YOUR GOAL => Please restate the entries below word for word, leaving out any pictures.

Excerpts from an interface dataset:
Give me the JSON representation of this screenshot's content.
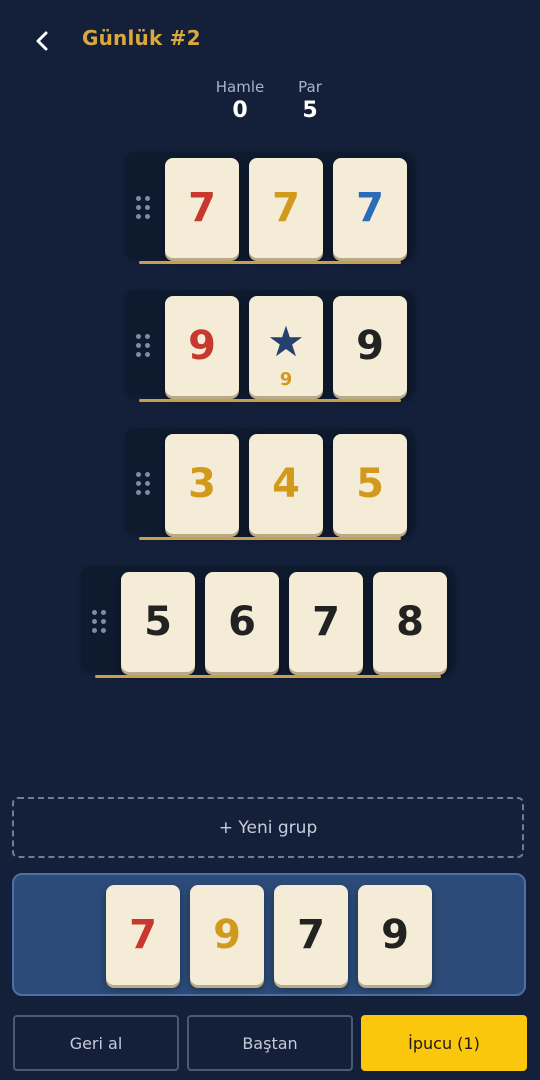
{
  "header": {
    "title": "Günlük #2"
  },
  "stats": {
    "moves_label": "Hamle",
    "moves_value": "0",
    "par_label": "Par",
    "par_value": "5"
  },
  "groups": [
    {
      "tiles": [
        {
          "v": "7",
          "color": "#c8382e"
        },
        {
          "v": "7",
          "color": "#d19a1c"
        },
        {
          "v": "7",
          "color": "#2a6cb8"
        }
      ]
    },
    {
      "tiles": [
        {
          "v": "9",
          "color": "#c8382e"
        },
        {
          "v": "★",
          "color": "#26406e",
          "sub": "9",
          "sub_color": "#d19a1c"
        },
        {
          "v": "9",
          "color": "#222222"
        }
      ]
    },
    {
      "tiles": [
        {
          "v": "3",
          "color": "#d19a1c"
        },
        {
          "v": "4",
          "color": "#d19a1c"
        },
        {
          "v": "5",
          "color": "#d19a1c"
        }
      ]
    },
    {
      "tiles": [
        {
          "v": "5",
          "color": "#222222"
        },
        {
          "v": "6",
          "color": "#222222"
        },
        {
          "v": "7",
          "color": "#222222"
        },
        {
          "v": "8",
          "color": "#222222"
        }
      ]
    }
  ],
  "new_group_label": "+ Yeni grup",
  "rack": [
    {
      "v": "7",
      "color": "#c8382e"
    },
    {
      "v": "9",
      "color": "#d19a1c"
    },
    {
      "v": "7",
      "color": "#222222"
    },
    {
      "v": "9",
      "color": "#222222"
    }
  ],
  "buttons": {
    "undo": "Geri al",
    "restart": "Baştan",
    "hint": "İpucu (1)"
  },
  "colors": {
    "background": "#14203a",
    "accent": "#d9a93e",
    "hint_button": "#fbc70c"
  }
}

SOLUTION =>
Give me the JSON representation of this screenshot's content.
{
  "header": {
    "title": "Günlük #2"
  },
  "stats": {
    "moves_label": "Hamle",
    "moves_value": "0",
    "par_label": "Par",
    "par_value": "5"
  },
  "groups": [
    {
      "tiles": [
        {
          "v": "7",
          "color": "#c8382e"
        },
        {
          "v": "7",
          "color": "#d19a1c"
        },
        {
          "v": "7",
          "color": "#2a6cb8"
        }
      ]
    },
    {
      "tiles": [
        {
          "v": "9",
          "color": "#c8382e"
        },
        {
          "v": "★",
          "color": "#26406e",
          "sub": "9",
          "sub_color": "#d19a1c"
        },
        {
          "v": "9",
          "color": "#222222"
        }
      ]
    },
    {
      "tiles": [
        {
          "v": "3",
          "color": "#d19a1c"
        },
        {
          "v": "4",
          "color": "#d19a1c"
        },
        {
          "v": "5",
          "color": "#d19a1c"
        }
      ]
    },
    {
      "tiles": [
        {
          "v": "5",
          "color": "#222222"
        },
        {
          "v": "6",
          "color": "#222222"
        },
        {
          "v": "7",
          "color": "#222222"
        },
        {
          "v": "8",
          "color": "#222222"
        }
      ]
    }
  ],
  "new_group_label": "+ Yeni grup",
  "rack": [
    {
      "v": "7",
      "color": "#c8382e"
    },
    {
      "v": "9",
      "color": "#d19a1c"
    },
    {
      "v": "7",
      "color": "#222222"
    },
    {
      "v": "9",
      "color": "#222222"
    }
  ],
  "buttons": {
    "undo": "Geri al",
    "restart": "Baştan",
    "hint": "İpucu (1)"
  },
  "colors": {
    "background": "#14203a",
    "accent": "#d9a93e",
    "hint_button": "#fbc70c"
  }
}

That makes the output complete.